Property management is not as easy as some people may think. If you’re just starting out in a new property management career and feel a bit overwhelmed, don’t worry, you’re not alone. To help you get off on the right foot, here are some tips and tricks to help you succeed.
Learn a Little of Everything
From account, to maintenance, to marketing, to be a successful property manager it’s important that you have an understanding of everything that goes on in your complex or property. Some of these things may not be part of your job description but to be successful you should know a little about every aspect.
Having the know-how to change locks, a broken door knob, a light bulb, etc. will help keep your tenants happy if maintenance isn’t immediately available. Understanding the accounting side of things will better help you keep track of turnover costs as well as other costs that could be hurting the company. If vacancy is a problem, having a grasp on the marketing side of things and how to bring in new tenants will also help improve your success.

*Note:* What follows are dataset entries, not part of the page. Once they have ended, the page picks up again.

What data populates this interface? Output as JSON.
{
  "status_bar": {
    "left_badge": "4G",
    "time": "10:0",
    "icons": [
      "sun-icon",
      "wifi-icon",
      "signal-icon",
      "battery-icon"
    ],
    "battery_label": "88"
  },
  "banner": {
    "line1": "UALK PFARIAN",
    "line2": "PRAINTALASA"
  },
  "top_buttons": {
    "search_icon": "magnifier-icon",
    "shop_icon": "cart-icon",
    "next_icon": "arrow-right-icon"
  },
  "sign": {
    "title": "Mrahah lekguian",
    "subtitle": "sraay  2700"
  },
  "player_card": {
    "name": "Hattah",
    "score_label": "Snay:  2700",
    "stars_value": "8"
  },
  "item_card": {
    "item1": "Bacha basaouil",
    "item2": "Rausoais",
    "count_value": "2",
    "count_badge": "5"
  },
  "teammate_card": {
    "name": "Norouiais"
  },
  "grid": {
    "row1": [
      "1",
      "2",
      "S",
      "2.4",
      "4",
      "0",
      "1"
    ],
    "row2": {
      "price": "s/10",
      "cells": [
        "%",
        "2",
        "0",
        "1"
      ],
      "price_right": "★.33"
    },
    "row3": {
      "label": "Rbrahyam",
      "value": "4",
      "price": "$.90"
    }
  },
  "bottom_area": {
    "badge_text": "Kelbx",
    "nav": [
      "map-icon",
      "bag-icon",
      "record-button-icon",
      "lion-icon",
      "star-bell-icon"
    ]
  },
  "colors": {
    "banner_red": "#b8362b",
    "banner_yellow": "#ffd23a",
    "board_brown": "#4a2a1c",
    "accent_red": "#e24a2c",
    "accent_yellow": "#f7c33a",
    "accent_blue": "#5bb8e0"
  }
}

Reducing Turnover with the Right Tenants
One of the most important aspects of being a property manager is keeping the turnover rate low. A lot of that has to do with providing great service to your tenants and keeping them happy but it really all starts with finding the right tenants. You want tenants that are more likely to pay on time, stay for a longer period of time and not cause damage to your property.

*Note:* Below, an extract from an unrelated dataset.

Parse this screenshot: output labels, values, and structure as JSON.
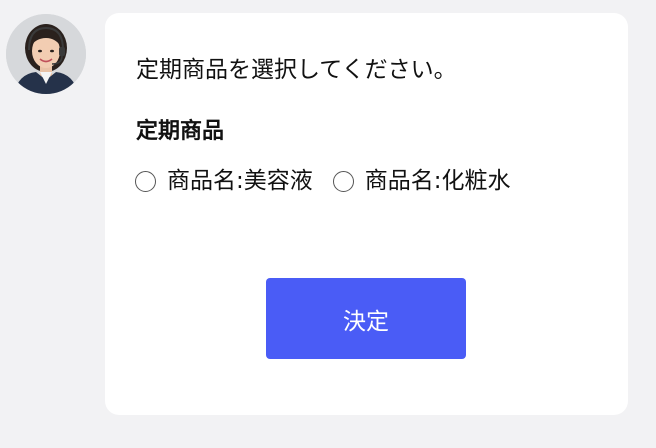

When vacancy is high it may be tempting to make exceptions for potential renters who are eager to move in despite being less than ideal candidates. Don’t let emotion guide you but instead be firm with your requirements. Check applicants’ history of renting, call up previous landlords, require a credit check, and establish an application fee that may deter unscrupulous tenants from applying.
Set Consistent Procedures

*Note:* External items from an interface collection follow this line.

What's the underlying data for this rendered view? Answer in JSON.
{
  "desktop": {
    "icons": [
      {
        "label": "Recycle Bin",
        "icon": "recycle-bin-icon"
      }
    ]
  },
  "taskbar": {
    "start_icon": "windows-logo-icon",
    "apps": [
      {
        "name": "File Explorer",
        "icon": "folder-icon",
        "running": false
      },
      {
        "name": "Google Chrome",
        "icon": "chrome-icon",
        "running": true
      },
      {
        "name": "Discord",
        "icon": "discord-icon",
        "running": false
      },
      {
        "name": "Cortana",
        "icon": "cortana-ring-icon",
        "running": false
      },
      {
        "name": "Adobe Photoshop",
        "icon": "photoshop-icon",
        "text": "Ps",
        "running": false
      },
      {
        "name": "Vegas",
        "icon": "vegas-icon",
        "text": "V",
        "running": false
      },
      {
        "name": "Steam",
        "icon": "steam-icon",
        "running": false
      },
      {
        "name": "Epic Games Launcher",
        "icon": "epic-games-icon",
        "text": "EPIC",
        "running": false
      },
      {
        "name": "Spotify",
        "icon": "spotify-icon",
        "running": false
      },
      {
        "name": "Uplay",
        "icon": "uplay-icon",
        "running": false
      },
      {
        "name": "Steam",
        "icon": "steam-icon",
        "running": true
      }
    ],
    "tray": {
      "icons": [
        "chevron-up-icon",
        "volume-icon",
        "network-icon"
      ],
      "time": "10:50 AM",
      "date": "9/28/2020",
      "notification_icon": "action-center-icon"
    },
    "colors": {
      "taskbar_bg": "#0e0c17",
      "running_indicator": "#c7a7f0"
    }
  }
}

Make sure that you establish clear and consistent procedures in case of an incident, dispute, or maintenance request. This will help you handle the situation or issue quickly and efficiently as well as prevent any unwanted confusion or conflict. Your tenants should know what they need to do if they need repairs, an appliance is having issues, or if they want to raise a complaint with management.
You should also have a way for tenants to easily communicate with management. Possibly set up a dedicated email address that tenants are well aware of so they know how to contact you for any issues or complaints.
Communicate Community Rules & Regulations
To avoid conflicts or issues, make sure that you communicate any rules and regulations for the common grounds. Each tenant should have a copy and should know what these rules are so there is no confusion about them in the future. For instance, if you use parking permits to monitor the parking lot of your complex, each tenant should be fully aware of this requirement. They should also know what they need to do if they need to replace their permit or get a new one.
Any other rules such as what can be left on the balcony or patio, where tenants can park, pool rules and regulations, etc. should be communicated with each tenant. You may also consider having a first, second, and third offense system in place to give your tenants notice or a warning before actually receiving a fine or penalty.
Create Relationships with your Tenants
One of the best ways to ensure your tenants stay happy and are less likely to leave is to foster positive relationships with them. Showing integrity and care in your work trickles down to happy tenants with lower turnover. Communication is a large part of that and showing your tenants that you are there for them, that you’re reachable, and that you care about their concerns will lead to long-term relationships and long-term clients.